A rare American flag that was carried by US troops on the historic D-Day invasion During World War II is set to be auctioned off.
The 48-star flag has been kept by the captain of the boat for decades that led the first troops on to Utah Beach on June 6, 1944.
‘This flag is easily one of the most significant artifact of the D-Day invasion that exists in private hands,’ said Marsha Dixey, a Historical expert and Consignment Director at Heritage Auctions.
‘We all know the harrowing story of those chaotic dawn hours as America made its push onto the beaches of Normandy.

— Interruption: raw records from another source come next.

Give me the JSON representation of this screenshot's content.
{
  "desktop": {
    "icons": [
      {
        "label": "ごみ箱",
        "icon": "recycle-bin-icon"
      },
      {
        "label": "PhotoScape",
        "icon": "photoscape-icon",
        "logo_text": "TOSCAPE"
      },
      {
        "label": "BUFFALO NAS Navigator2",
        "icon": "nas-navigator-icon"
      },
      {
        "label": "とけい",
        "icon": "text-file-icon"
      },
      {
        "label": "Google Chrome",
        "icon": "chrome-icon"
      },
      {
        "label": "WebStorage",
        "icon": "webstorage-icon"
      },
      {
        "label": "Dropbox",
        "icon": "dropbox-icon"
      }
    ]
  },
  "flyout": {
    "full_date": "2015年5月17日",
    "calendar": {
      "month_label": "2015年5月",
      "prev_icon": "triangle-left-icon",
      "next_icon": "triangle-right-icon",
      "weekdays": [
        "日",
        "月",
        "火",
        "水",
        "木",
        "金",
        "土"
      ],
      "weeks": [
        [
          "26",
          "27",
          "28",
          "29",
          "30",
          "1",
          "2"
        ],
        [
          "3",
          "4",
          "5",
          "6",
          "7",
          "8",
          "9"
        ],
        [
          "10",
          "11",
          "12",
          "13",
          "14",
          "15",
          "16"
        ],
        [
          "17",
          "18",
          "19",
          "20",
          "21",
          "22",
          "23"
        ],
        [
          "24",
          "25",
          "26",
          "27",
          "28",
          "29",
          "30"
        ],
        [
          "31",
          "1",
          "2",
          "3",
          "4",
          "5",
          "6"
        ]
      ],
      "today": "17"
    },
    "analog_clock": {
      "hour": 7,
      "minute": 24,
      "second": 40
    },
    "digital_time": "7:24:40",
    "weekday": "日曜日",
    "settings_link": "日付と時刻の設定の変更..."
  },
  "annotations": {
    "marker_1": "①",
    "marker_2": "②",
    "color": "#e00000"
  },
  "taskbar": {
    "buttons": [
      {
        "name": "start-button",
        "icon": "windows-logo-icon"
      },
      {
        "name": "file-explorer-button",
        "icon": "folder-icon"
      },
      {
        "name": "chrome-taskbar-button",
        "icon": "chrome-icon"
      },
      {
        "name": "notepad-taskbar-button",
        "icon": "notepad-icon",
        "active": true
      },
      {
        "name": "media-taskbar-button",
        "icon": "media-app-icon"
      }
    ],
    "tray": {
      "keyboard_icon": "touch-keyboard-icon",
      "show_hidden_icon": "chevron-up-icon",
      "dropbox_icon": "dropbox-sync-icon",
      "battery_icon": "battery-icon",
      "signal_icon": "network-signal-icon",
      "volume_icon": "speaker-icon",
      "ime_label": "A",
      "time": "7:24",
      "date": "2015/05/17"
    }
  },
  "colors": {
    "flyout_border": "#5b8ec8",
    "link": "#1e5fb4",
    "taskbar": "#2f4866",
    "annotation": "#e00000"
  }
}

‘The fact of its survival is nothing less than a testament to the irresistible force of the American will.’
The torn and tattered flag that is replete with a bullet hole from a German machine gun is expected to fetch as much as $100,000 in the auction.
According to Heritage Auctions, the 30 feet by 57 feet banner is the ‘sole war souvenir of US Navy Lieutenant Howard Van Der Beek’ when it was flown from the stern of Landing Craft Control 60.
After the war, he went on to become an English professor and wrote about the moments before they charged the beach in his memoir of his war experiences titled Aboard the LCC 60: Normandy and Southern France, 1944.
‘At some point I looked astern and saw what lay at sea behind us: the greatest armada the world had ever known, the greatest it would ever know,’ he wrote in the book.
‘I must have been overwhelmed by the sight as I clung to the rail for a moment to take in the magnitude of that assembled fleet, many great, gray ships majestically poised in their positions; larger numbers of unwieldy landing vessels heaved by the heavy sea; and countless numbers of smaller amphibious craft tossed mercilessly by the waves.’
According to Heritage Auctions, American flags that have been involved in battles have long occupied the ‘upper strata of military collectibles.’
Nearly a decade ago, flags that belonged to JEB Stuart and George Armstrong Custer fetched $956,000 and $896,000 respectively.